The CIA has curbed spying on friendly governments in Western Europe in response to the furor over a German caught selling secrets to the United States and the Edward Snowden revelations of classified information held by the National Security Agency, according to current and former U.S. officials.
The pause in decades of espionage, which remains partially in effect, was designed to give CIA officers time to examine whether they were being careful enough and to evaluate whether spying on allies is worth running the risk of discovery, said a U.S. official who has been briefed on the situation.
Under the stand-down order, case officers in Europe largely have been forbidden from undertaking “unilateral operations” such as meeting with sources they have recruited within allied governments. Such clandestine meetings are the bedrock of spying.
CIA officers are still allowed to meet with their counterparts in the host country’s intelligence service, conduct joint operations with host country services and conduct operations with the approval of the host government. Recently, unilateral operations targeting third country nationals_Russians in France, for example_were restarted. But most meetings with sources who are host nationals remain on hold, as do new recruitments.
The CIA declined to comment.
James Clapper, the U.S. director of national intelligence, said during a public event Thursday that the U.S. is assuming more risk because it has stopped spying on “specific targets,” though he didn’t spell out details.

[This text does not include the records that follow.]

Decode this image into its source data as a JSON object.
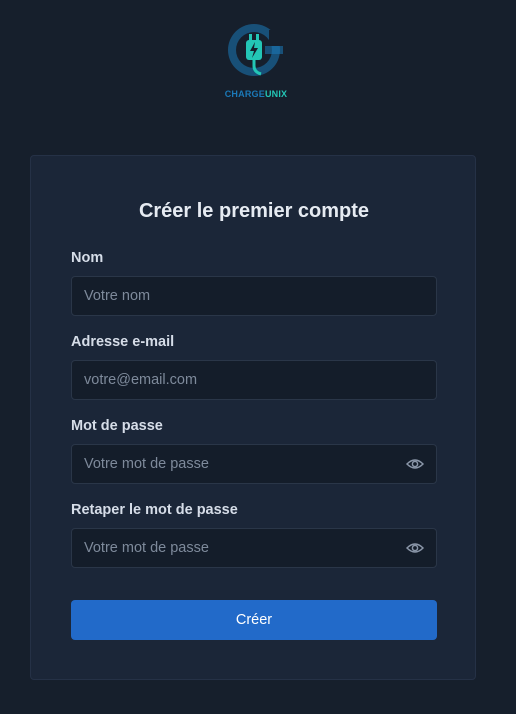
{
  "logo": {
    "text_part1": "CHARGE",
    "text_part2": "UNIX",
    "colors": {
      "ring": "#1b79b8",
      "plug": "#23c6b6"
    }
  },
  "form": {
    "title": "Créer le premier compte",
    "fields": [
      {
        "label": "Nom",
        "placeholder": "Votre nom",
        "value": "",
        "type": "text"
      },
      {
        "label": "Adresse e-mail",
        "placeholder": "votre@email.com",
        "value": "",
        "type": "email"
      },
      {
        "label": "Mot de passe",
        "placeholder": "Votre mot de passe",
        "value": "",
        "type": "password",
        "icon": "eye-icon"
      },
      {
        "label": "Retaper le mot de passe",
        "placeholder": "Votre mot de passe",
        "value": "",
        "type": "password",
        "icon": "eye-icon"
      }
    ],
    "submit_label": "Créer"
  },
  "colors": {
    "background": "#161f2c",
    "card": "#1b2638",
    "input": "#141d2a",
    "primary": "#226ac9"
  }
}
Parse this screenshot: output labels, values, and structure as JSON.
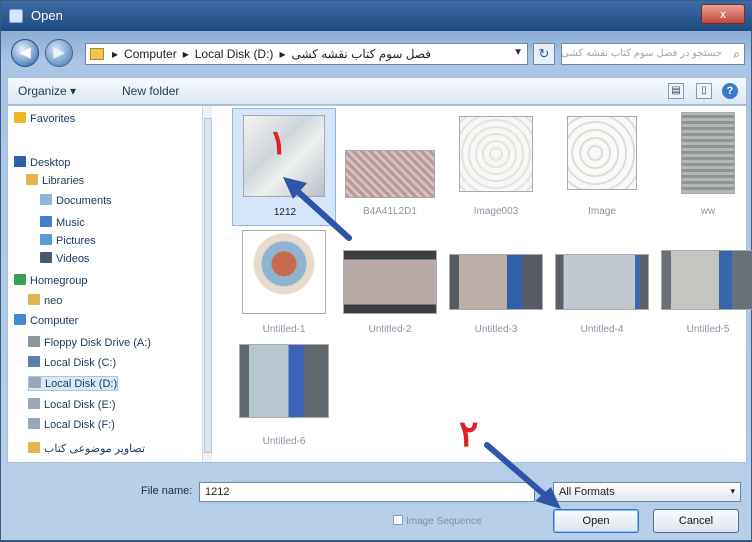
{
  "window": {
    "title": "Open",
    "close_label": "x"
  },
  "navigation": {
    "back_glyph": "◀",
    "forward_glyph": "▶",
    "breadcrumbs": [
      "Computer",
      "Local Disk (D:)",
      "فصل سوم کتاب نقشه کشی"
    ],
    "breadcrumb_separator": "▸",
    "refresh_glyph": "↻",
    "search_placeholder": "جستجو در فصل سوم کتاب نقشه کشی"
  },
  "toolbar": {
    "organize_label": "Organize ▾",
    "new_folder_label": "New folder",
    "help_glyph": "?"
  },
  "sidebar": {
    "items": [
      {
        "label": "Favorites",
        "icon": "star-icon",
        "color": "#f0b429"
      },
      {
        "label": "Desktop",
        "icon": "desktop-icon",
        "color": "#2e5fa8"
      },
      {
        "label": "Libraries",
        "icon": "libraries-icon",
        "color": "#e3b54f"
      },
      {
        "label": "Documents",
        "icon": "documents-icon",
        "color": "#8fb6e0"
      },
      {
        "label": "Music",
        "icon": "music-icon",
        "color": "#3f7fcf"
      },
      {
        "label": "Pictures",
        "icon": "pictures-icon",
        "color": "#5a9bd6"
      },
      {
        "label": "Videos",
        "icon": "videos-icon",
        "color": "#4b5a6a"
      },
      {
        "label": "Homegroup",
        "icon": "homegroup-icon",
        "color": "#3aa150"
      },
      {
        "label": "neo",
        "icon": "user-folder-icon",
        "color": "#e3b54f"
      },
      {
        "label": "Computer",
        "icon": "computer-icon",
        "color": "#4d86c8"
      },
      {
        "label": "Floppy Disk Drive (A:)",
        "icon": "floppy-icon",
        "color": "#8b96a3"
      },
      {
        "label": "Local Disk (C:)",
        "icon": "windows-drive-icon",
        "color": "#5a7fae"
      },
      {
        "label": "Local Disk (D:)",
        "icon": "drive-icon",
        "color": "#9aa7b6"
      },
      {
        "label": "Local Disk (E:)",
        "icon": "drive-icon",
        "color": "#9aa7b6"
      },
      {
        "label": "Local Disk (F:)",
        "icon": "drive-icon",
        "color": "#9aa7b6"
      },
      {
        "label": "تصاویر موضوعی کتاب",
        "icon": "folder-icon",
        "color": "#e3b54f"
      }
    ],
    "selected_index": 12
  },
  "files": [
    {
      "name": "1212",
      "selected": true
    },
    {
      "name": "B4A41L2D1",
      "selected": false
    },
    {
      "name": "Image003",
      "selected": false
    },
    {
      "name": "Image",
      "selected": false
    },
    {
      "name": "ww",
      "selected": false
    },
    {
      "name": "Untitled-1",
      "selected": false
    },
    {
      "name": "Untitled-2",
      "selected": false
    },
    {
      "name": "Untitled-3",
      "selected": false
    },
    {
      "name": "Untitled-4",
      "selected": false
    },
    {
      "name": "Untitled-5",
      "selected": false
    },
    {
      "name": "Untitled-6",
      "selected": false
    }
  ],
  "footer": {
    "file_name_label": "File name:",
    "file_name_value": "1212",
    "format_value": "All Formats",
    "format_dropdown_glyph": "▾",
    "image_sequence_label": "Image Sequence",
    "open_label": "Open",
    "cancel_label": "Cancel"
  },
  "annotations": {
    "step1": "۱",
    "step2": "۲",
    "arrow_color": "#2f55a8",
    "numeral_color": "#e21f26"
  }
}
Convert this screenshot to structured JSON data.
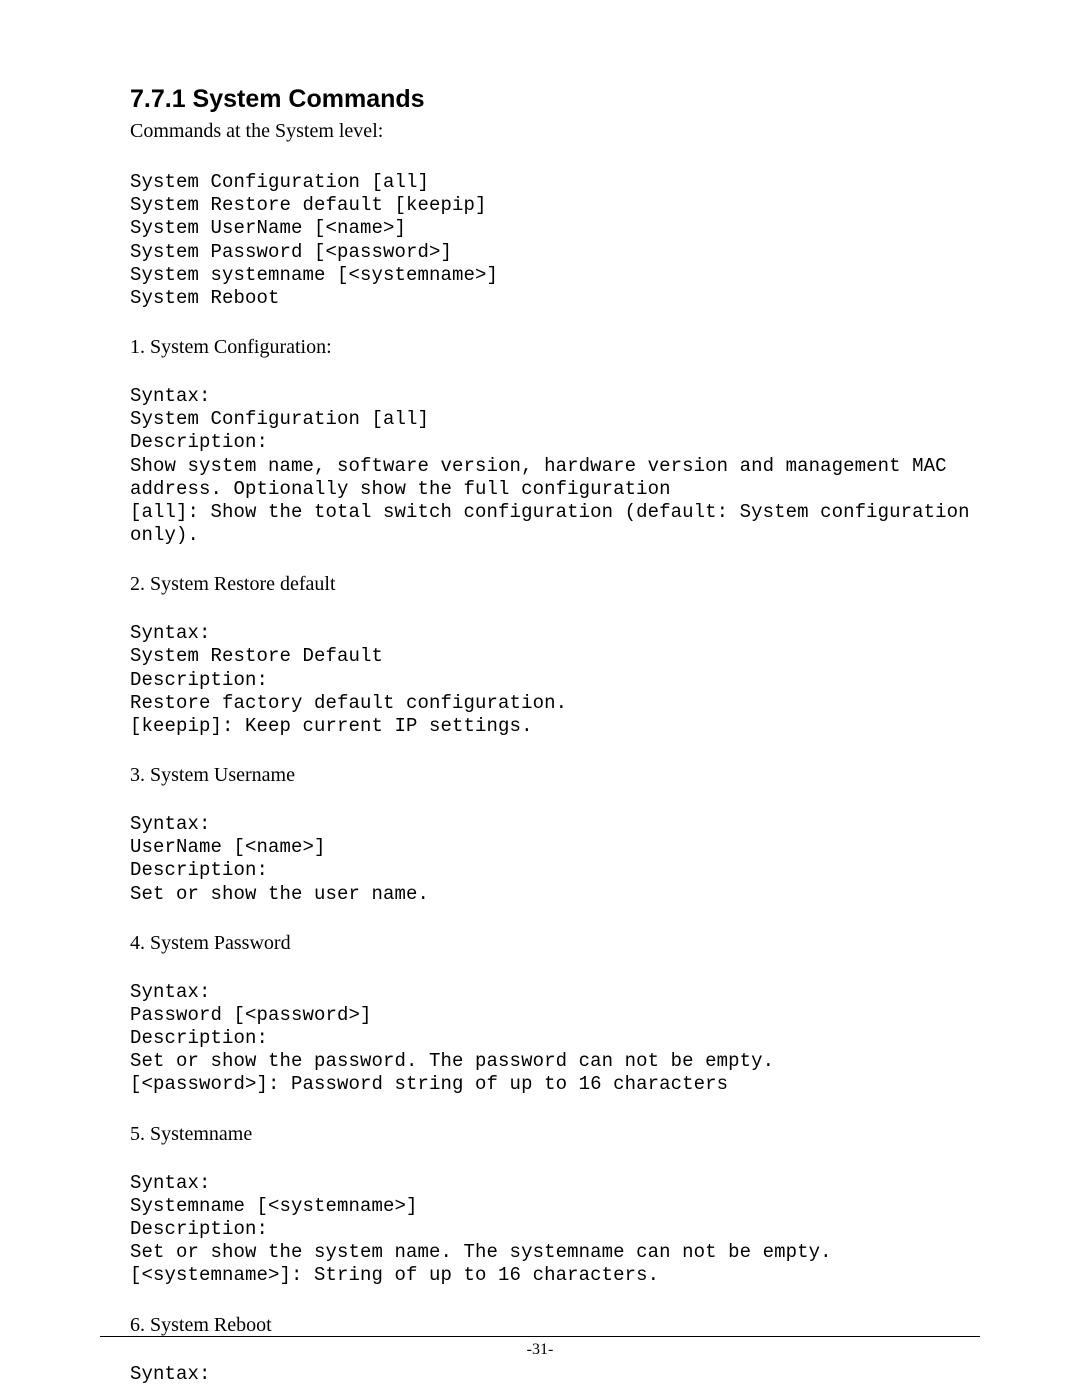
{
  "heading": "7.7.1 System Commands",
  "intro": "Commands at the System level:",
  "commands_block": "System Configuration [all]\nSystem Restore default [keepip]\nSystem UserName [<name>]\nSystem Password [<password>]\nSystem systemname [<systemname>]\nSystem Reboot",
  "items": [
    {
      "title": "1.  System Configuration:",
      "body": "Syntax:\nSystem Configuration [all]\nDescription:\nShow system name, software version, hardware version and management MAC\naddress. Optionally show the full configuration\n[all]: Show the total switch configuration (default: System configuration\nonly)."
    },
    {
      "title": "2.  System Restore default",
      "body": "Syntax:\nSystem Restore Default\nDescription:\nRestore factory default configuration.\n[keepip]: Keep current IP settings."
    },
    {
      "title": "3.  System Username",
      "body": "Syntax:\nUserName [<name>]\nDescription:\nSet or show the user name."
    },
    {
      "title": "4.  System Password",
      "body": "Syntax:\nPassword [<password>]\nDescription:\nSet or show the password. The password can not be empty.\n[<password>]: Password string of up to 16 characters"
    },
    {
      "title": "5.  Systemname",
      "body": "Syntax:\nSystemname [<systemname>]\nDescription:\nSet or show the system name. The systemname can not be empty.\n[<systemname>]: String of up to 16 characters."
    },
    {
      "title": "6.  System Reboot",
      "body": "Syntax:"
    }
  ],
  "page_number": "-31-"
}
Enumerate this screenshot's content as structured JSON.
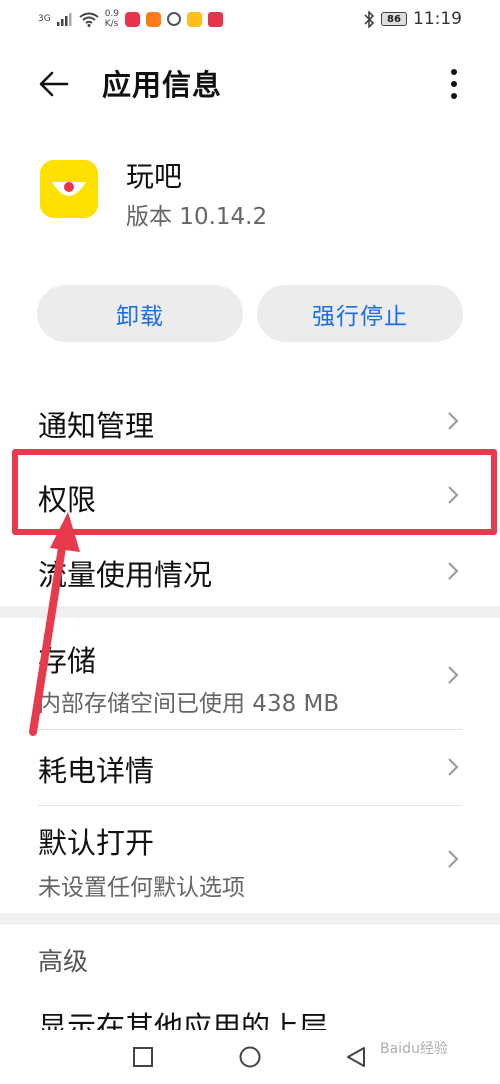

Spying stand-downs are common after an operation is compromised, but “never this long or this deep,” said a former CIA official, who, like others interviewed for this story, spoke on condition of anonymity because it’s illegal to discuss classified material or activities. The pause, which has been in effect for about two months, was ordered by senior CIA officials through secret cables.